The third is body-image. Another thing I realise only with hindsight is how much ableism I’ve internalised over recent years, and one of the consequences of that is that often now, when I look in a mirror I feel an utter freak. I’ll do more in coming pieces on both the image and the ableism, but the short version is that I’ve started to see how much I’ve tried to keep up to able-bodied norms – and now that I find that harder and harder that’s a real problem (reading Donna Reeve on this is something that I highly recommend). I never used to mind the stares, the insensitive questions, the being treated like someone with cognitive impairment – it was an opportunity to enlighten, challenge and show another side of disability – a way to create more allies. Now I just feel tired of it. Tired of people’s stares and bland expressions of sympathetic-inspiration-porn-socially-awkward-is-that-an-alien bullshit. I want to be seen for who I am and not what people think I am. I am not comfortable in my own skin.
The fourth is that there is no space to talk about any of this. When I first started exploring avenues that I might use to deal with some of this stuff, I called the helplines of some very large and well known UK disability organisations. Universally the people on the other end of the line expressed surprise and often sympathy and a modicum of understanding, but no ideas. In the wider disability community it feels like the social model is taken as an absolute dogma. One that leaves no space to talk about impairment, feelings towards it or any kind of notion that our conditions make us different. The activism is focused on preventing ‘othering’ and I support that in almost all, if not all cases. But to deny that impairment is actually a problem in itself – which is what many seem to want to do in the name of equality and being just like everyone else – makes a mockery of the whole thing.

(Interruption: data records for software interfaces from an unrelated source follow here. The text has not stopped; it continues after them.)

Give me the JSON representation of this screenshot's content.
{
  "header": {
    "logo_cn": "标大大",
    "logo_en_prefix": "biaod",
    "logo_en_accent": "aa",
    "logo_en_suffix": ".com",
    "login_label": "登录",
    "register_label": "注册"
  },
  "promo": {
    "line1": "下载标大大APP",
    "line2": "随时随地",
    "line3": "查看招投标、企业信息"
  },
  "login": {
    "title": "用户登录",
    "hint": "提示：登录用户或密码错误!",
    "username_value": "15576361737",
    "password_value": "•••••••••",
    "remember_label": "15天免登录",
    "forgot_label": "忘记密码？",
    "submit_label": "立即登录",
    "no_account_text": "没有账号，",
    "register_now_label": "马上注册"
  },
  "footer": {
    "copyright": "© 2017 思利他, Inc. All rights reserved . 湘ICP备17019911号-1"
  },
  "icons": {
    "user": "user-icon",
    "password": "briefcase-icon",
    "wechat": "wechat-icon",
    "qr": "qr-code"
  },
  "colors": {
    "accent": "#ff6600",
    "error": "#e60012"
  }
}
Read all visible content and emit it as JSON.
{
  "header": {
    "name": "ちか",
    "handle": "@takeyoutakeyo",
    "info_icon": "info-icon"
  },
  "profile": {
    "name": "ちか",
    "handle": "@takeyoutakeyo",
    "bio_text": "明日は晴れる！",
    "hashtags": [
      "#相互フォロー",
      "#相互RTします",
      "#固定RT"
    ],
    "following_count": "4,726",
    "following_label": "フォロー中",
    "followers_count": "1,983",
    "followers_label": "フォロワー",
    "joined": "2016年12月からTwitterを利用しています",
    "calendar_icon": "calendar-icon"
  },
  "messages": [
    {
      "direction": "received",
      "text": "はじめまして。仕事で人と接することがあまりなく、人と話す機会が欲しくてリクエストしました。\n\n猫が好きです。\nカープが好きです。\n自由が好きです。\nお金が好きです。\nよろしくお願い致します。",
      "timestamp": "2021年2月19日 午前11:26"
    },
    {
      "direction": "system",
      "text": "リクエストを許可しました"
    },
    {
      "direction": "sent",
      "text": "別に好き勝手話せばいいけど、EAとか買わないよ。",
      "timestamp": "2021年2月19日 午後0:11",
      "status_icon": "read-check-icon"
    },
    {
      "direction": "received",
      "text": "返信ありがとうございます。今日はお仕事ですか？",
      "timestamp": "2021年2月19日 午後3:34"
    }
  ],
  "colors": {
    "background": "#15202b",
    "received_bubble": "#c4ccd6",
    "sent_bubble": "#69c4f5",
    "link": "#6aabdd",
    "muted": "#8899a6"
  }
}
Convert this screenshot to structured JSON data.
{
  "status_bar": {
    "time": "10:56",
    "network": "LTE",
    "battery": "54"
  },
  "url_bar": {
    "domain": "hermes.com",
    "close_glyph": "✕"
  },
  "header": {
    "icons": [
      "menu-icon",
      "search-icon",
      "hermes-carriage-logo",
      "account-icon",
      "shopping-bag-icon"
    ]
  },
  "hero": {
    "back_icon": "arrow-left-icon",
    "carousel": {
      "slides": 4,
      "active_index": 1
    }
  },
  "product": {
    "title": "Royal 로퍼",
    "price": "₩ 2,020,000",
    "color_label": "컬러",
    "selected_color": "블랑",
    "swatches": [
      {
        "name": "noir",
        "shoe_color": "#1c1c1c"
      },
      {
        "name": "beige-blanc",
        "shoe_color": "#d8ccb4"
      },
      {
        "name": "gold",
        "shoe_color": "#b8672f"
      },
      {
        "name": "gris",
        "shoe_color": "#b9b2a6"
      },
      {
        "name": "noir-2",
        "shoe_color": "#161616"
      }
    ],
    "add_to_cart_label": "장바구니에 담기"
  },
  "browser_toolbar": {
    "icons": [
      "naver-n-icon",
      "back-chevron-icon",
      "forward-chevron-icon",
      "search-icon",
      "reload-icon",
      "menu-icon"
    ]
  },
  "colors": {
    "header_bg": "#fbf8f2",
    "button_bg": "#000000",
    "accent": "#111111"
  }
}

This is not a question of wanting to be fixed or cured. Not really. Because I understand that with cerebral palsy that is not an option. Were such a thing to be invented and verified tomorrow I would take it – but I know that for the dream it is. I just want negative feelings towards disability from the disabled to be accepted and acknowledged. It’s a funny thing, but when I first recognised this complicated knot of a problem, I reached out to a number of disabled friends and every single one said they’d either had similar thoughts themselves, or knew someone who had disclosed similar things privately. Where are these voices? This kind of unofficial omerta around this taboo subject is precisely why, on my first visit to my therapist I said “I don’t even know if this is a thing”.
There are other factors – which I’m sure I’l come back to, but for now, consider this post as me sticking my head above the parapet. I’m not calling for a return to the charity or medical models of disability, those have proven outdated, toxic and discriminatory. But the social model has swung things too far the other way to the point where negative feelings and aspects of disability are automatically swept under the carpet and considered ‘off message’.
As the subheading of this blog says – it’s much more complicated than that.